Breach Notifications for the Past 20 Years. Ever since California became the first state to require companies to notify their customers of data breaches in 2003, the time between the date a breach was discovered and the time the breach was reported has been an issue of contention. Early reporting gives consumers a leg up in protecting their personal information, and lets investors, vendors and customers of companies know if key business information has been compromised. At the same time, companies want as much time as possible to investigate a breach, understand what happened, and provide accurate information – companies that give early notice often have to give multiple notices as more information becomes available, and may even find that the original notice wasn’t necessary. Regardless, lawsuits against companies that have suffered data breaches almost universally point to the gap in time between the discovery and notification of a breach.

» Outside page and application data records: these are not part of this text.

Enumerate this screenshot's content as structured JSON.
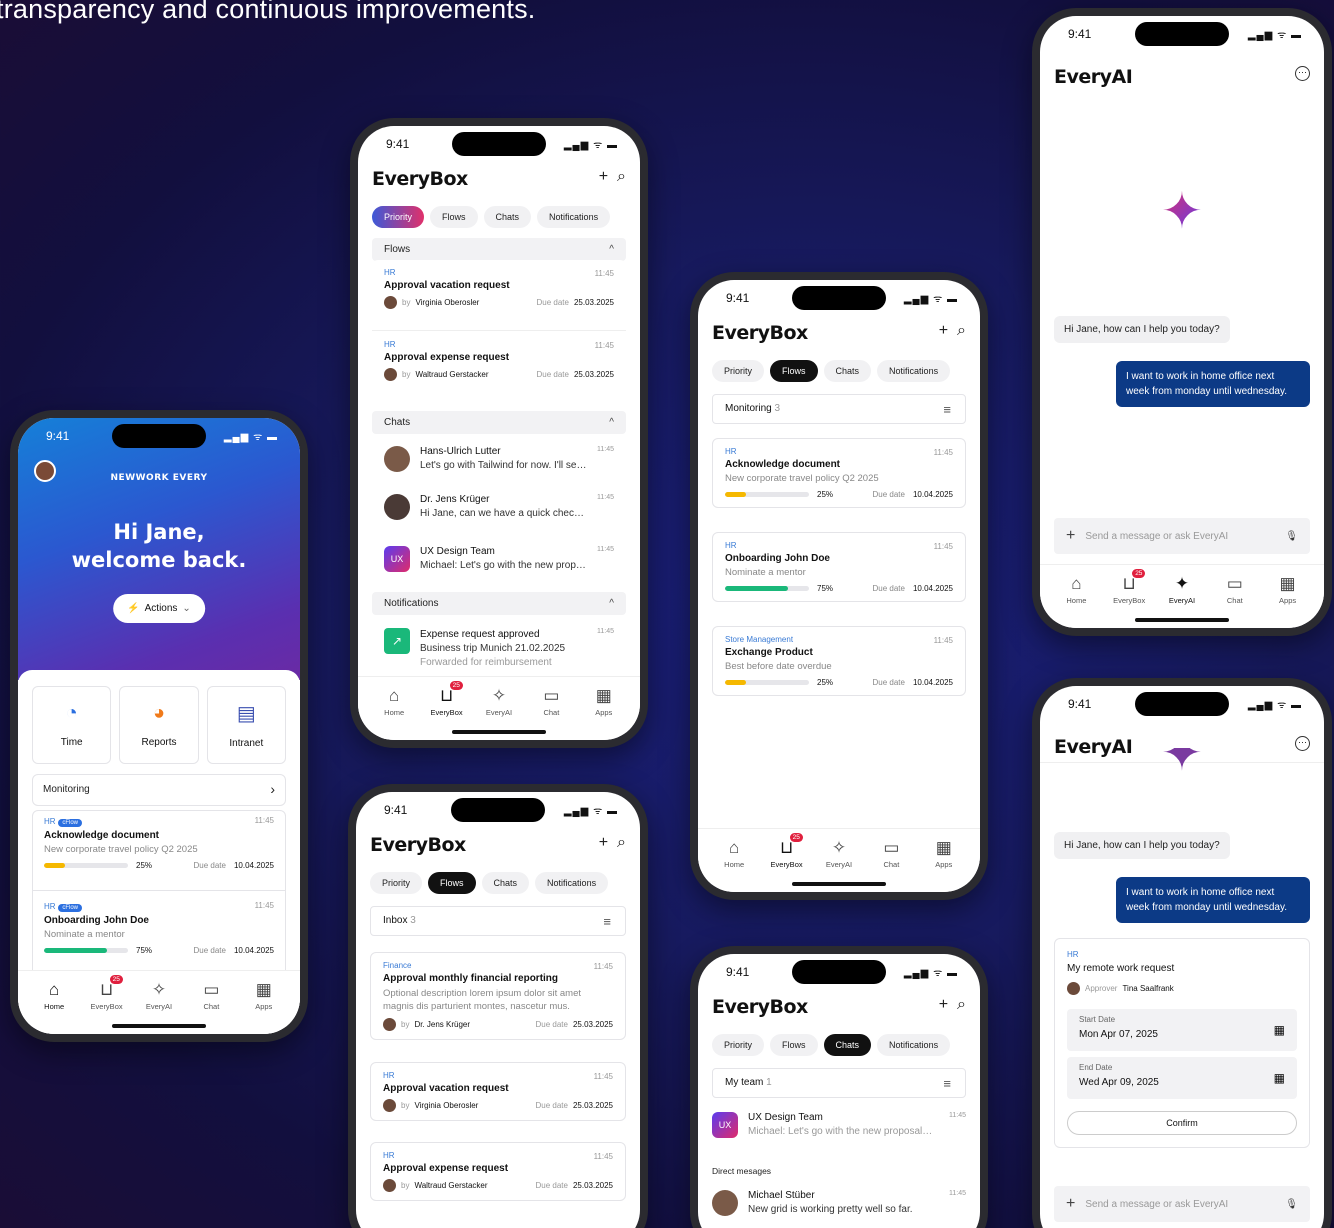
{
  "headline": "transparency and continuous improvements.",
  "status_time": "9:41",
  "status_icons": "▂▄▆ ᯤ ▬",
  "app_title": "EveryBox",
  "ai_title": "EveryAI",
  "icons": {
    "plus": "+",
    "search": "⌕",
    "more": "⋯",
    "filter": "≡",
    "chev_up": "^",
    "chev_right": "›",
    "chev_down": "⌄"
  },
  "chips": {
    "priority": "Priority",
    "flows": "Flows",
    "chats": "Chats",
    "notifications": "Notifications"
  },
  "tabs": {
    "home": "Home",
    "everybox": "EveryBox",
    "everyai": "EveryAI",
    "chat": "Chat",
    "apps": "Apps",
    "badge": "25"
  },
  "home": {
    "brand": "NEWWORK EVERY",
    "greeting1": "Hi Jane,",
    "greeting2": "welcome back.",
    "actions": "Actions",
    "tiles": [
      "Time",
      "Reports",
      "Intranet"
    ],
    "monitoring": "Monitoring",
    "cards": [
      {
        "tag": "HR",
        "flowtag": "cFlow",
        "time": "11:45",
        "title": "Acknowledge document",
        "sub": "New corporate travel policy Q2 2025",
        "pct": 25,
        "pct_label": "25%",
        "due_label": "Due date",
        "due": "10.04.2025"
      },
      {
        "tag": "HR",
        "flowtag": "cFlow",
        "time": "11:45",
        "title": "Onboarding John Doe",
        "sub": "Nominate a mentor",
        "pct": 75,
        "pct_label": "75%",
        "due_label": "Due date",
        "due": "10.04.2025"
      }
    ]
  },
  "p2": {
    "flows": "Flows",
    "cards": [
      {
        "tag": "HR",
        "time": "11:45",
        "title": "Approval vacation request",
        "by": "by",
        "person": "Virginia Oberosler",
        "due_label": "Due date",
        "due": "25.03.2025"
      },
      {
        "tag": "HR",
        "time": "11:45",
        "title": "Approval expense request",
        "by": "by",
        "person": "Waltraud Gerstacker",
        "due_label": "Due date",
        "due": "25.03.2025"
      }
    ],
    "chats": "Chats",
    "chatlist": [
      {
        "name": "Hans-Ulrich Lutter",
        "msg": "Let's go with Tailwind for now. I'll set up…",
        "time": "11:45"
      },
      {
        "name": "Dr. Jens Krüger",
        "msg": "Hi Jane, can we have a quick check-in…",
        "time": "11:45"
      },
      {
        "name": "UX Design Team",
        "msg": "Michael: Let's go with the new proposal…",
        "time": "11:45",
        "av": "UX"
      }
    ],
    "notifications": "Notifications",
    "notif": {
      "title": "Expense request approved",
      "line1": "Business trip Munich 21.02.2025",
      "line2": "Forwarded for reimbursement",
      "time": "11:45"
    }
  },
  "p3": {
    "inbox": "Inbox",
    "inbox_count": "3",
    "cards": [
      {
        "tag": "Finance",
        "time": "11:45",
        "title": "Approval monthly financial reporting",
        "sub": "Optional description lorem ipsum dolor sit amet magnis dis parturient montes, nascetur mus.",
        "by": "by",
        "person": "Dr. Jens Krüger",
        "due_label": "Due date",
        "due": "25.03.2025"
      },
      {
        "tag": "HR",
        "time": "11:45",
        "title": "Approval vacation request",
        "by": "by",
        "person": "Virginia Oberosler",
        "due_label": "Due date",
        "due": "25.03.2025"
      },
      {
        "tag": "HR",
        "time": "11:45",
        "title": "Approval expense request",
        "by": "by",
        "person": "Waltraud Gerstacker",
        "due_label": "Due date",
        "due": "25.03.2025"
      }
    ]
  },
  "p4": {
    "monitoring": "Monitoring",
    "count": "3",
    "cards": [
      {
        "tag": "HR",
        "time": "11:45",
        "title": "Acknowledge document",
        "sub": "New corporate travel policy Q2 2025",
        "pct": 25,
        "pct_label": "25%",
        "due_label": "Due date",
        "due": "10.04.2025",
        "color": "#f5b800"
      },
      {
        "tag": "HR",
        "time": "11:45",
        "title": "Onboarding John Doe",
        "sub": "Nominate a mentor",
        "pct": 75,
        "pct_label": "75%",
        "due_label": "Due date",
        "due": "10.04.2025",
        "color": "#1ab87a"
      },
      {
        "tag": "Store Management",
        "time": "11:45",
        "title": "Exchange Product",
        "sub": "Best before date overdue",
        "pct": 25,
        "pct_label": "25%",
        "due_label": "Due date",
        "due": "10.04.2025",
        "color": "#f5b800"
      }
    ]
  },
  "p5": {
    "myteam": "My team",
    "count": "1",
    "team": {
      "name": "UX Design Team",
      "msg": "Michael: Let's go with the new proposal…",
      "time": "11:45",
      "av": "UX"
    },
    "direct": "Direct mesages",
    "dm": {
      "name": "Michael Stüber",
      "msg": "New grid is working pretty well so far.",
      "time": "11:45"
    }
  },
  "ai": {
    "ai_greeting": "Hi Jane, how can I help you today?",
    "user_msg": "I want to work in home office next week from monday until wednesday.",
    "placeholder": "Send a message or ask EveryAI",
    "req": {
      "tag": "HR",
      "title": "My remote work request",
      "approver_label": "Approver",
      "approver": "Tina Saalfrank",
      "start_label": "Start Date",
      "start": "Mon Apr 07, 2025",
      "end_label": "End Date",
      "end": "Wed Apr 09, 2025",
      "confirm": "Confirm"
    }
  },
  "colors": {
    "accent_blue": "#0c3a86",
    "badge_red": "#e0203e",
    "progress_yellow": "#f5b800",
    "progress_green": "#1ab87a"
  }
}
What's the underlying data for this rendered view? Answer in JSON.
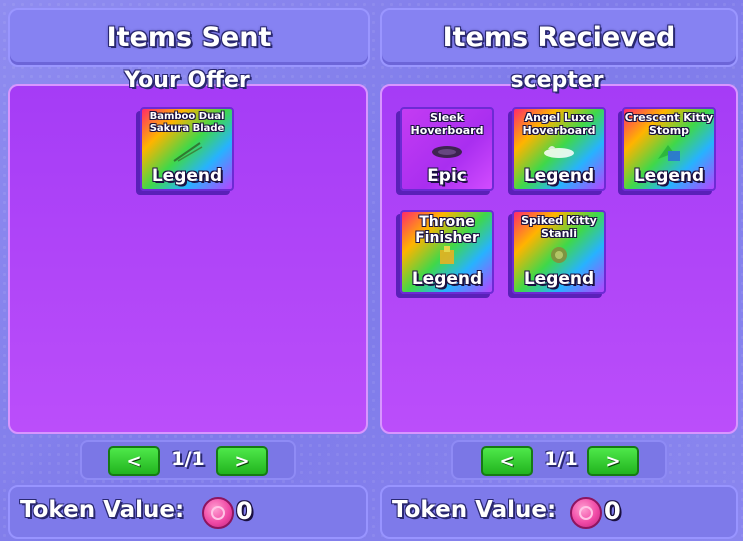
{
  "left": {
    "header": "Items Sent",
    "panel_title": "Your Offer",
    "items": [
      {
        "name": "Bamboo Dual Sakura Blade",
        "rarity": "Legend",
        "icon": "sword-icon"
      }
    ],
    "pager": {
      "prev": "<",
      "page": "1/1",
      "next": ">"
    },
    "token": {
      "label": "Token Value:",
      "value": "0",
      "icon": "token-coin-icon"
    }
  },
  "right": {
    "header": "Items Recieved",
    "panel_title": "scepter",
    "items": [
      {
        "name": "Sleek Hoverboard",
        "rarity": "Epic",
        "icon": "hoverboard-icon"
      },
      {
        "name": "Angel Luxe Hoverboard",
        "rarity": "Legend",
        "icon": "hoverboard-icon"
      },
      {
        "name": "Crescent Kitty Stomp",
        "rarity": "Legend",
        "icon": "emote-icon"
      },
      {
        "name": "Throne Finisher",
        "rarity": "Legend",
        "icon": "throne-icon"
      },
      {
        "name": "Spiked Kitty Stanli",
        "rarity": "Legend",
        "icon": "weapon-icon"
      }
    ],
    "pager": {
      "prev": "<",
      "page": "1/1",
      "next": ">"
    },
    "token": {
      "label": "Token Value:",
      "value": "0",
      "icon": "token-coin-icon"
    }
  },
  "colors": {
    "background": "#8a86ef",
    "panel": "#b547f8",
    "nav_button": "#2fc82b",
    "token": "#f04aa6"
  }
}
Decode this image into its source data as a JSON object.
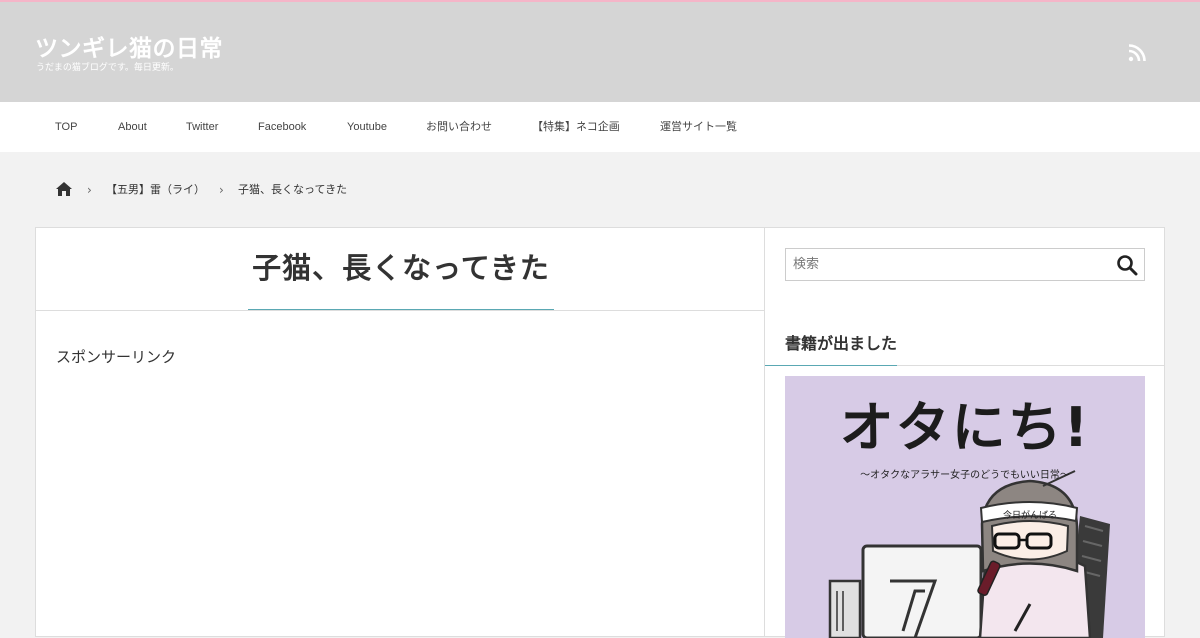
{
  "site": {
    "title": "ツンギレ猫の日常",
    "description": "うだまの猫ブログです。毎日更新。",
    "rss_icon": "rss-icon"
  },
  "nav": {
    "items": [
      {
        "label": "TOP"
      },
      {
        "label": "About"
      },
      {
        "label": "Twitter"
      },
      {
        "label": "Facebook"
      },
      {
        "label": "Youtube"
      },
      {
        "label": "お問い合わせ"
      },
      {
        "label": "【特集】ネコ企画"
      },
      {
        "label": "運営サイト一覧"
      }
    ]
  },
  "breadcrumb": {
    "home_icon": "home-icon",
    "items": [
      {
        "label": "【五男】雷（ライ）"
      },
      {
        "label": "子猫、長くなってきた"
      }
    ]
  },
  "post": {
    "title": "子猫、長くなってきた",
    "sponsor_label": "スポンサーリンク"
  },
  "sidebar": {
    "search": {
      "placeholder": "検索",
      "value": "",
      "icon": "search-icon"
    },
    "widget_title": "書籍が出ました",
    "book": {
      "title": "オタにち!",
      "subtitle": "〜オタクなアラサー女子のどうでもいい日常〜",
      "headband_text": "今日がんばる"
    }
  },
  "colors": {
    "header_bg": "#d5d5d5",
    "top_line": "#f5b5c8",
    "accent_underline": "#5aa8b3",
    "page_bg": "#f2f2f2",
    "book_bg": "#d7cbe6"
  }
}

The SEC Acts. Regulators have stepped in and identified time frames for public notification of a data breach. Most recently, the Securities Exchange Commission issued a final rule that reduces the time for reporting companies (companies whose securities are registered with the SEC) to disclose cyberattacks publicly. As has been widely reported, with some exceptions, a company that is the victim of a cyberattack now